→ YOUR GOAL:
What is needed is an exact reproduction of the lines from the one that contains "Output a JSON" through the end of the data, both included and nothing else, with pictures omitted.

[Collection entries]
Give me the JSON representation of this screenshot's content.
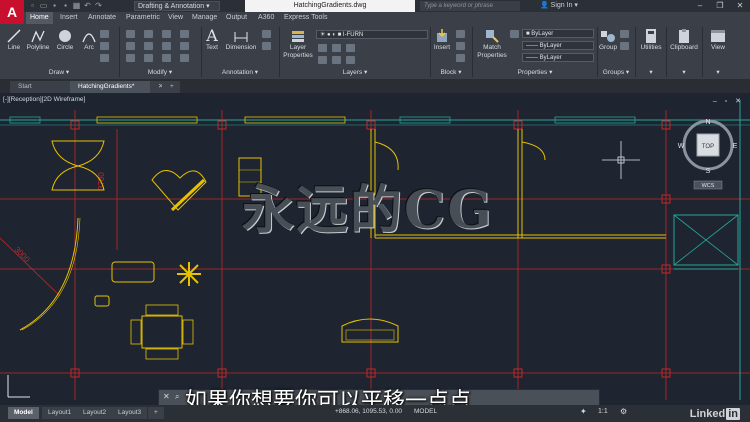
{
  "titlebar": {
    "logo": "A",
    "workspace": "Drafting & Annotation",
    "file_title": "HatchingGradients.dwg",
    "search_placeholder": "Type a keyword or phrase",
    "sign_in": "Sign In"
  },
  "ribbon_tabs": [
    "Home",
    "Insert",
    "Annotate",
    "Parametric",
    "View",
    "Manage",
    "Output",
    "A360",
    "Express Tools"
  ],
  "ribbon": {
    "draw": {
      "line": "Line",
      "polyline": "Polyline",
      "circle": "Circle",
      "arc": "Arc",
      "panel": "Draw"
    },
    "modify": {
      "panel": "Modify"
    },
    "annotation": {
      "text": "Text",
      "dimension": "Dimension",
      "panel": "Annotation"
    },
    "layers": {
      "layer_properties": "Layer Properties",
      "current_layer": "I-FURN",
      "panel": "Layers"
    },
    "block": {
      "insert": "Insert",
      "panel": "Block"
    },
    "properties": {
      "match": "Match Properties",
      "color": "ByLayer",
      "linetype": "ByLayer",
      "lineweight": "ByLayer",
      "panel": "Properties"
    },
    "groups": {
      "group": "Group",
      "panel": "Groups"
    },
    "utilities": "Utilities",
    "clipboard": "Clipboard",
    "view": "View"
  },
  "doc_tabs": [
    "Start",
    "HatchingGradients*"
  ],
  "viewport": {
    "label": "[-][Reception][2D Wireframe]",
    "controls": "– ▫ ✕",
    "viewcube": {
      "top": "TOP",
      "n": "N",
      "s": "S",
      "w": "W",
      "e": "E",
      "wcs": "WCS"
    },
    "dims": [
      "3780",
      "3000"
    ]
  },
  "watermark": "永远的CG",
  "subtitle": "如果你想要你可以平移一点点",
  "layout_tabs": [
    "Model",
    "Layout1",
    "Layout2",
    "Layout3"
  ],
  "status": {
    "coords": "+868.06, 1095.53, 0.00",
    "mode": "MODEL",
    "scale": "1:1"
  },
  "brand": "Linked",
  "brand_in": "in",
  "colors": {
    "accent": "#c8102e",
    "wall": "#c62828",
    "furn": "#e6c200",
    "glass": "#26a69a"
  }
}
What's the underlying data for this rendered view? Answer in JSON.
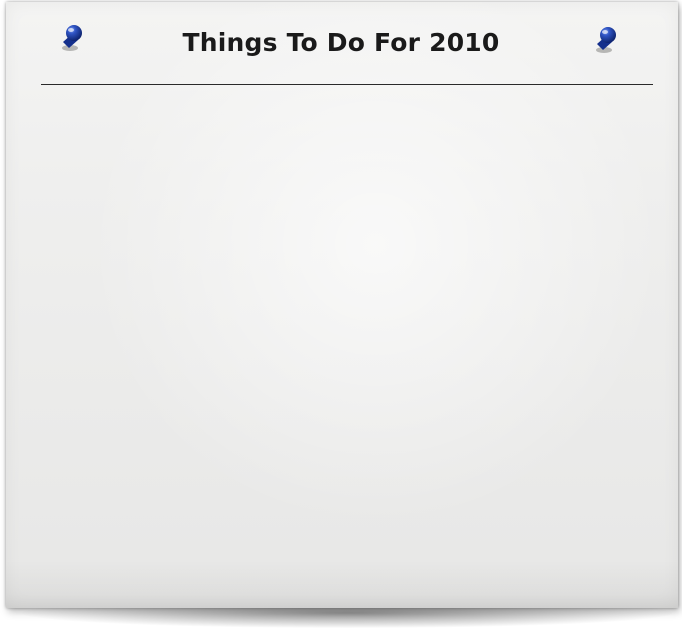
{
  "note": {
    "title": "Things To Do For 2010",
    "pin_color": "#1f3fa8",
    "paper_color": "#efefee"
  },
  "icons": {
    "left_pin": "pushpin-icon",
    "right_pin": "pushpin-icon"
  }
}
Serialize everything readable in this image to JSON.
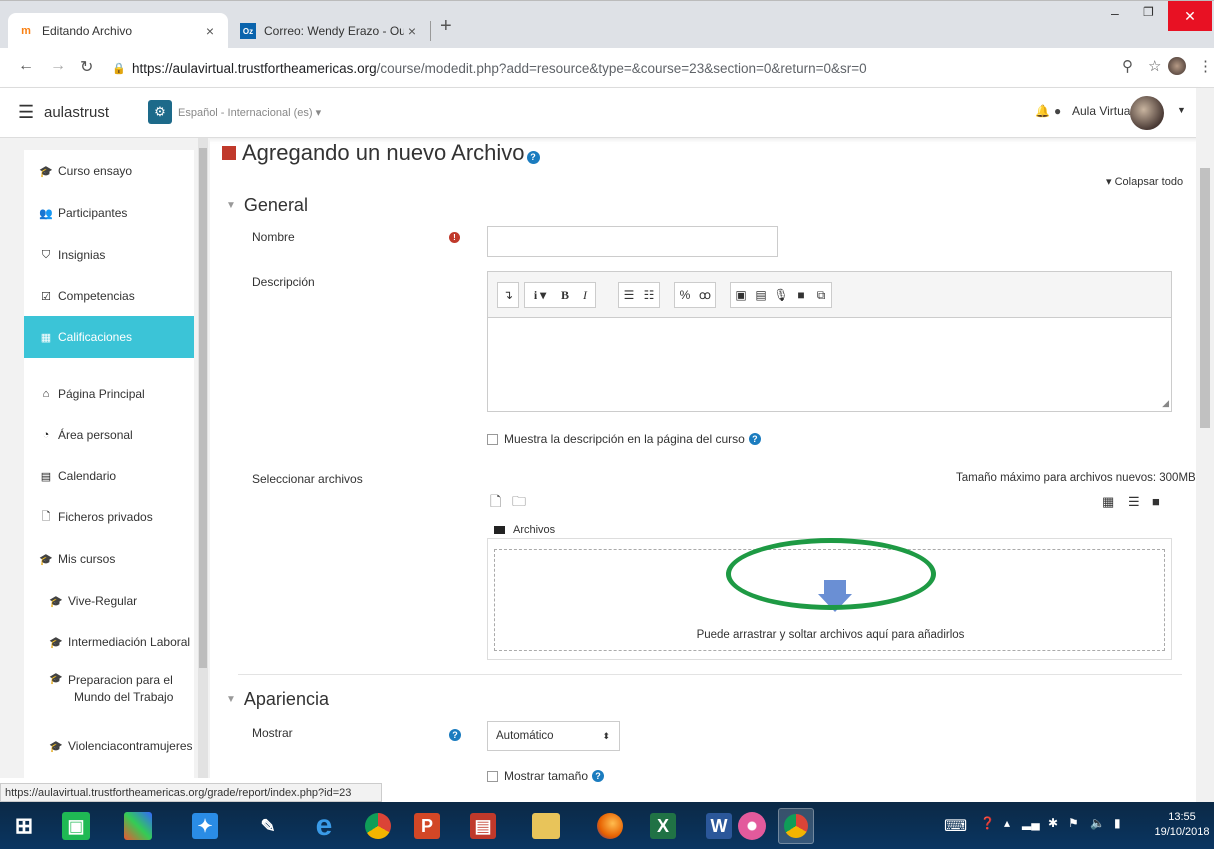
{
  "browser": {
    "tabs": [
      {
        "title": "Editando Archivo",
        "icon": "moodle-icon",
        "active": true
      },
      {
        "title": "Correo: Wendy Erazo - Outlook",
        "icon": "outlook-icon",
        "active": false
      }
    ],
    "url_host": "https://aulavirtual.trustfortheamericas.org",
    "url_path": "/course/modedit.php?add=resource&type=&course=23&section=0&return=0&sr=0"
  },
  "navbar": {
    "site_name": "aulastrust",
    "language": "Español - Internacional (es) ▾",
    "user_name": "Aula Virtual"
  },
  "sidebar": {
    "course_items": [
      {
        "label": "Curso ensayo",
        "icon": "graduation-cap-icon"
      },
      {
        "label": "Participantes",
        "icon": "users-icon"
      },
      {
        "label": "Insignias",
        "icon": "shield-icon"
      },
      {
        "label": "Competencias",
        "icon": "checkbox-icon"
      },
      {
        "label": "Calificaciones",
        "icon": "table-icon",
        "active": true
      }
    ],
    "site_items": [
      {
        "label": "Página Principal",
        "icon": "home-icon"
      },
      {
        "label": "Área personal",
        "icon": "tachometer-icon"
      },
      {
        "label": "Calendario",
        "icon": "calendar-icon"
      },
      {
        "label": "Ficheros privados",
        "icon": "file-icon"
      },
      {
        "label": "Mis cursos",
        "icon": "graduation-cap-icon"
      },
      {
        "label": "Vive-Regular",
        "icon": "graduation-cap-icon"
      },
      {
        "label": "Intermediación Laboral",
        "icon": "graduation-cap-icon"
      },
      {
        "label": "Preparacion para el",
        "label2": "Mundo del Trabajo",
        "icon": "graduation-cap-icon"
      },
      {
        "label": "Violenciacontramujeres",
        "icon": "graduation-cap-icon"
      }
    ]
  },
  "main": {
    "page_title": "Agregando un nuevo Archivo",
    "collapse_all": "▾ Colapsar todo",
    "section_general": "General",
    "nombre_label": "Nombre",
    "nombre_value": "",
    "descripcion_label": "Descripción",
    "show_description_label": "Muestra la descripción en la página del curso",
    "select_files_label": "Seleccionar archivos",
    "max_size_text": "Tamaño máximo para archivos nuevos: 300MB",
    "folder_label": "Archivos",
    "drop_text": "Puede arrastrar y soltar archivos aquí para añadirlos",
    "section_appearance": "Apariencia",
    "mostrar_label": "Mostrar",
    "mostrar_value": "Automático",
    "show_size_label": "Mostrar tamaño"
  },
  "statusbar": {
    "url": "https://aulavirtual.trustfortheamericas.org/grade/report/index.php?id=23"
  },
  "taskbar": {
    "time": "13:55",
    "date": "19/10/2018"
  },
  "colors": {
    "active_sidebar": "#3bc4d7",
    "highlight_circle": "#1e9a44",
    "required": "#c0392b",
    "help": "#1b7cbf"
  }
}
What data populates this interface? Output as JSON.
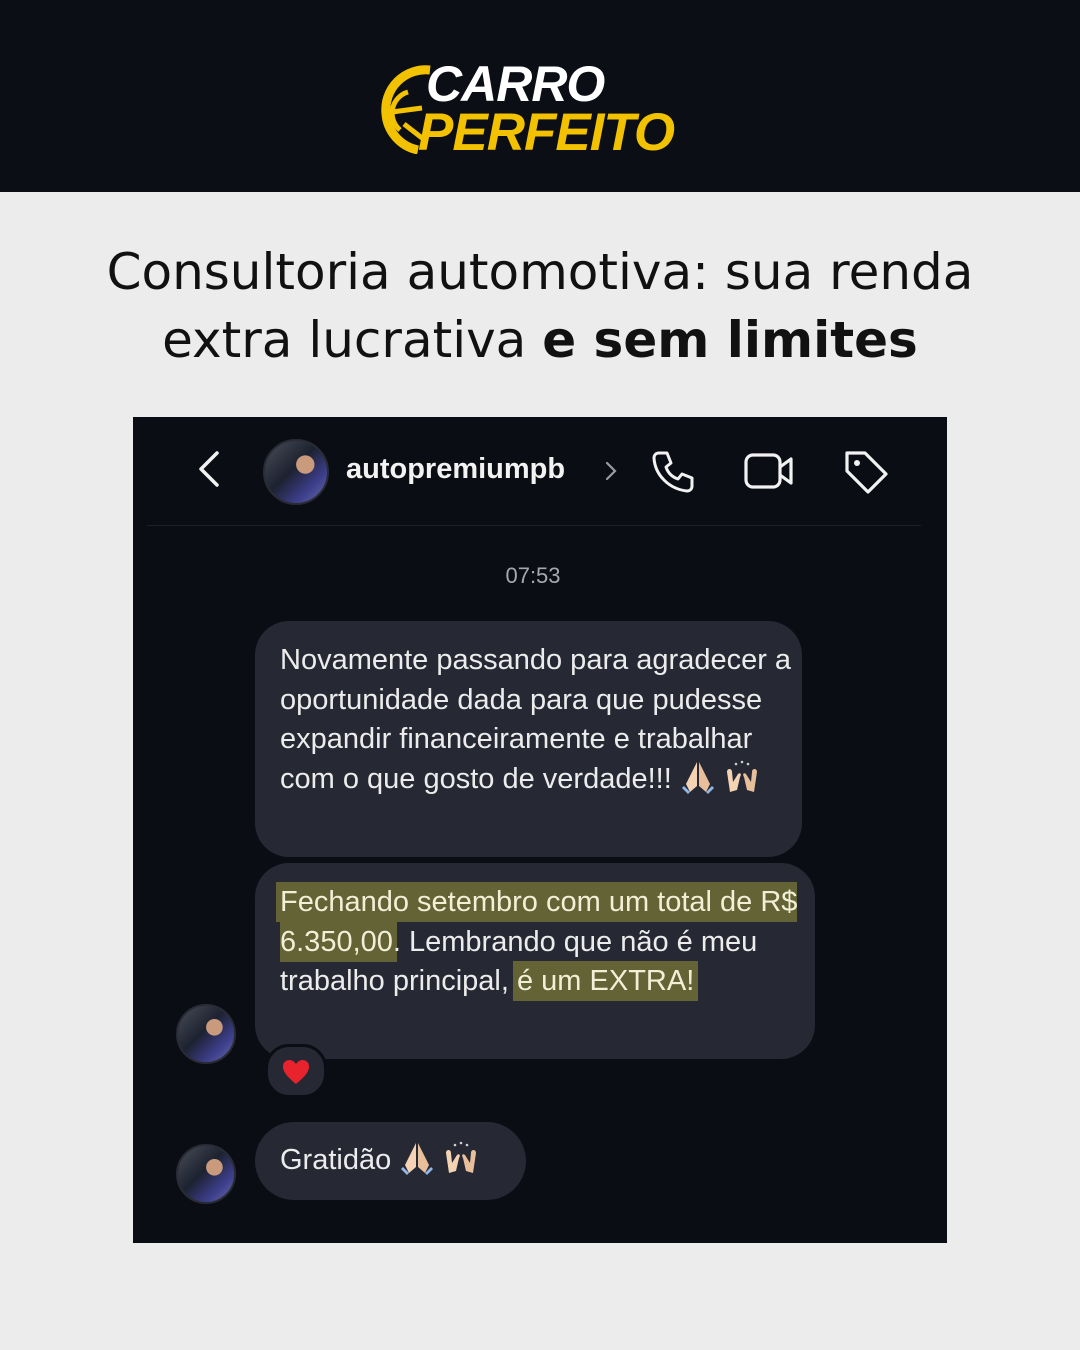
{
  "brand": {
    "line1": "CARRO",
    "line2": "PERFEITO",
    "colors": {
      "primary": "#f2c200",
      "dark": "#0b0e15"
    }
  },
  "headline": {
    "part1": "Consultoria automotiva: sua renda extra lucrativa",
    "bold": "e sem limites"
  },
  "chat": {
    "username": "autopremiumpb",
    "icons": [
      "back-arrow-icon",
      "chevron-right-icon",
      "phone-icon",
      "video-camera-icon",
      "tag-icon"
    ],
    "timestamp": "07:53",
    "messages": [
      {
        "text": "Novamente passando para agradecer a oportunidade dada para que pudesse expandir financeiramente e trabalhar com o que gosto de verdade!!!",
        "emojis": [
          "folded-hands",
          "raising-hands"
        ]
      },
      {
        "segments": [
          "Fechando setembro com um total de R$ 6.350,00",
          ". Lembrando que não é meu trabalho principal,",
          "é um EXTRA!"
        ],
        "reaction": "red-heart"
      },
      {
        "text": "Gratidão",
        "emojis": [
          "folded-hands",
          "raising-hands"
        ]
      }
    ]
  }
}
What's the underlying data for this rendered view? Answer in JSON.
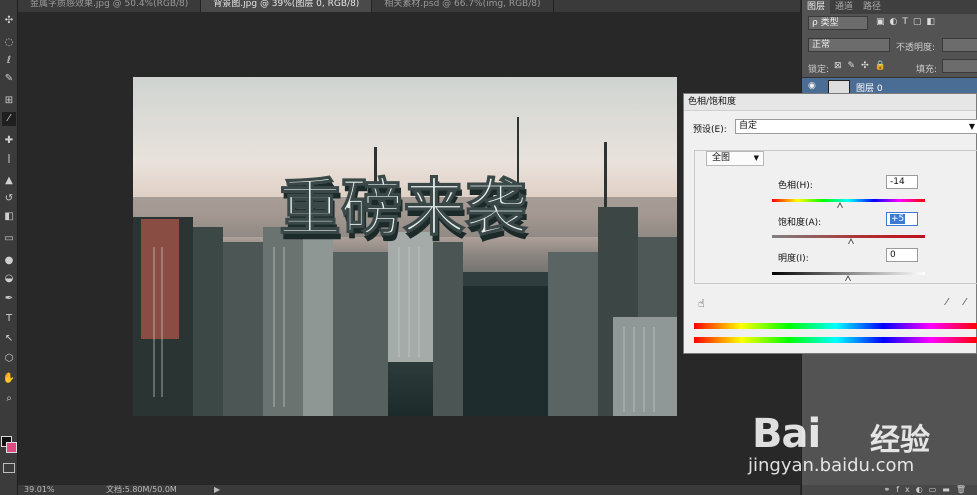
{
  "app": {
    "document_tabs": [
      {
        "label": "金属字质感效果.jpg @ 50.4%(RGB/8)",
        "active": false
      },
      {
        "label": "背景图.jpg @ 39%(图层 0, RGB/8)",
        "active": true
      },
      {
        "label": "相关素材.psd @ 66.7%(img, RGB/8)",
        "active": false
      }
    ],
    "status": {
      "zoom": "39.01%",
      "doc_size": "文档:5.80M/50.0M"
    }
  },
  "toolbar": {
    "tools": [
      {
        "name": "move-tool-icon",
        "glyph": "✣"
      },
      {
        "name": "marquee-tool-icon",
        "glyph": "◌"
      },
      {
        "name": "lasso-tool-icon",
        "glyph": "ℓ"
      },
      {
        "name": "quick-select-tool-icon",
        "glyph": "✎"
      },
      {
        "name": "crop-tool-icon",
        "glyph": "⊞"
      },
      {
        "name": "eyedropper-tool-icon",
        "glyph": "⁄"
      },
      {
        "name": "healing-tool-icon",
        "glyph": "✚"
      },
      {
        "name": "brush-tool-icon",
        "glyph": "ǀ"
      },
      {
        "name": "stamp-tool-icon",
        "glyph": "▲"
      },
      {
        "name": "history-brush-icon",
        "glyph": "↺"
      },
      {
        "name": "eraser-tool-icon",
        "glyph": "◧"
      },
      {
        "name": "gradient-tool-icon",
        "glyph": "▭"
      },
      {
        "name": "blur-tool-icon",
        "glyph": "●"
      },
      {
        "name": "dodge-tool-icon",
        "glyph": "◒"
      },
      {
        "name": "pen-tool-icon",
        "glyph": "✒"
      },
      {
        "name": "type-tool-icon",
        "glyph": "T"
      },
      {
        "name": "path-select-tool-icon",
        "glyph": "↖"
      },
      {
        "name": "shape-tool-icon",
        "glyph": "⬡"
      },
      {
        "name": "hand-tool-icon",
        "glyph": "✋"
      },
      {
        "name": "zoom-tool-icon",
        "glyph": "⌕"
      }
    ],
    "fg_color": "#111111",
    "bg_color": "#e0497f"
  },
  "layers_panel": {
    "tabs": [
      "图层",
      "通道",
      "路径"
    ],
    "kind_label": "ρ 类型",
    "blend_mode": "正常",
    "opacity_label": "不透明度:",
    "lock_label": "锁定:",
    "fill_label": "填充:",
    "layer_name": "图层 0"
  },
  "canvas": {
    "headline": "重磅来袭"
  },
  "dialog": {
    "title": "色相/饱和度",
    "preset_label": "预设(E):",
    "preset_value": "自定",
    "channel": "全图",
    "sliders": [
      {
        "label": "色相(H):",
        "value": "-14",
        "position": 0.45,
        "track": "hue",
        "focused": false
      },
      {
        "label": "饱和度(A):",
        "value": "+5",
        "position": 0.52,
        "track": "sat",
        "focused": true
      },
      {
        "label": "明度(I):",
        "value": "0",
        "position": 0.5,
        "track": "light",
        "focused": false
      }
    ]
  },
  "watermark": {
    "brand": "Bai",
    "brand_suffix": "经验",
    "url": "jingyan.baidu.com"
  }
}
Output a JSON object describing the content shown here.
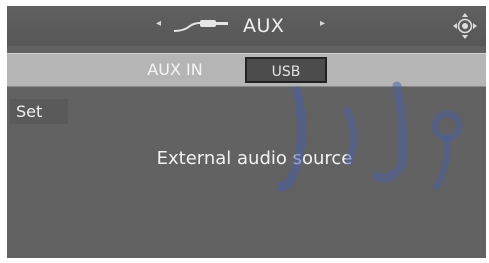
{
  "header": {
    "title": "AUX",
    "left_arrow": "◂",
    "right_arrow": "▸",
    "source_icon": "aux-cable-icon",
    "controller_icon": "controller-joystick-icon"
  },
  "tabs": [
    {
      "label": "AUX IN",
      "selected": false
    },
    {
      "label": "USB",
      "selected": true
    }
  ],
  "menu": {
    "set_label": "Set"
  },
  "main": {
    "description": "External audio source"
  },
  "colors": {
    "screen_bg": "#626262",
    "tabbar_bg": "#b5b5b5",
    "selected_tab_bg": "#4c4c4c",
    "text": "#f2f2f2"
  }
}
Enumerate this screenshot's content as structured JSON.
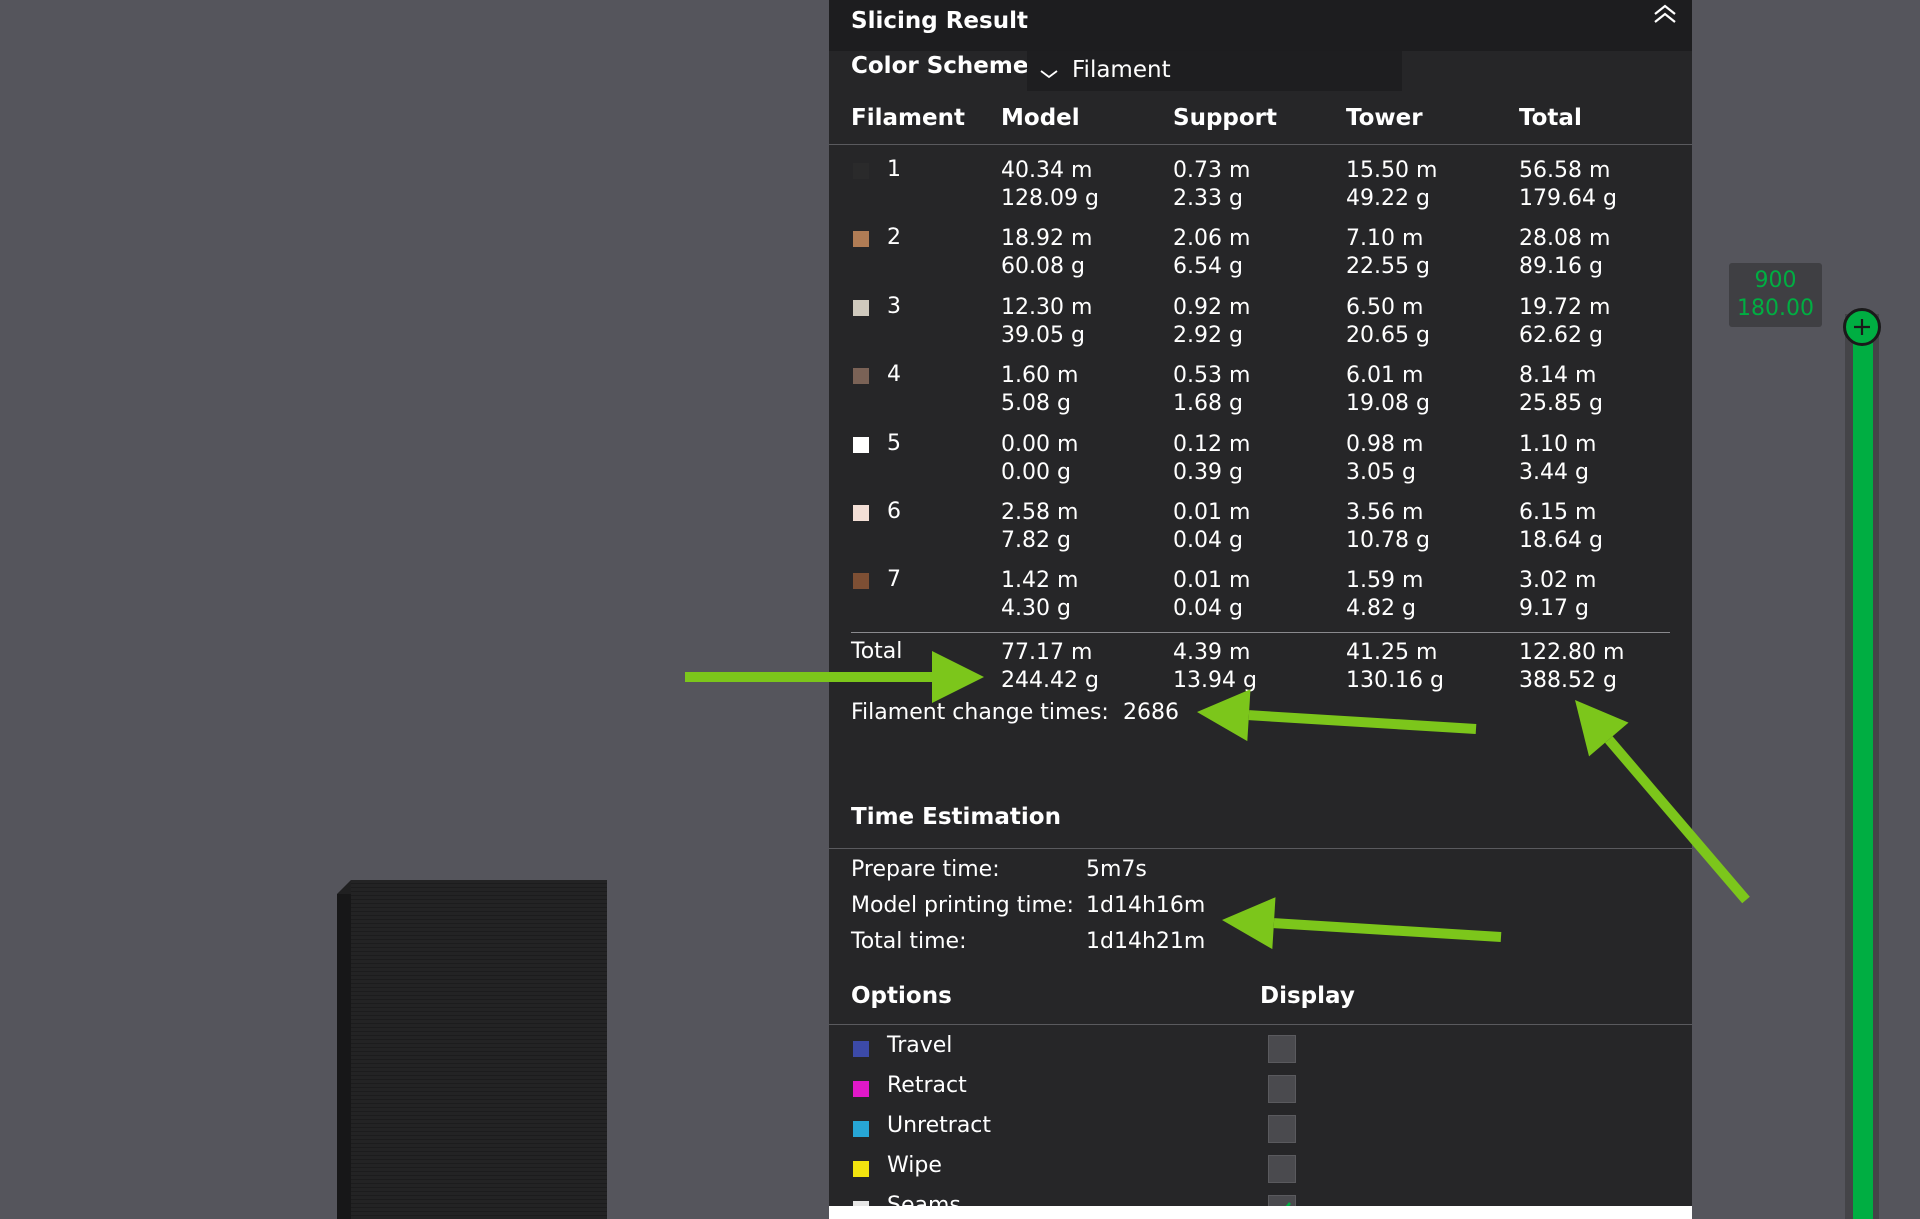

→ RESPONSE BELOW:
Output a JSON object describing the content shown here.
{
  "header": {
    "title": "AUX",
    "left_arrow": "◂",
    "right_arrow": "▸",
    "source_icon": "aux-cable-icon",
    "controller_icon": "controller-joystick-icon"
  },
  "tabs": [
    {
      "label": "AUX IN",
      "selected": false
    },
    {
      "label": "USB",
      "selected": true
    }
  ],
  "menu": {
    "set_label": "Set"
  },
  "main": {
    "description": "External audio source"
  },
  "colors": {
    "screen_bg": "#626262",
    "tabbar_bg": "#b5b5b5",
    "selected_tab_bg": "#4c4c4c",
    "text": "#f2f2f2"
  }
}
Enumerate this screenshot's content as structured JSON.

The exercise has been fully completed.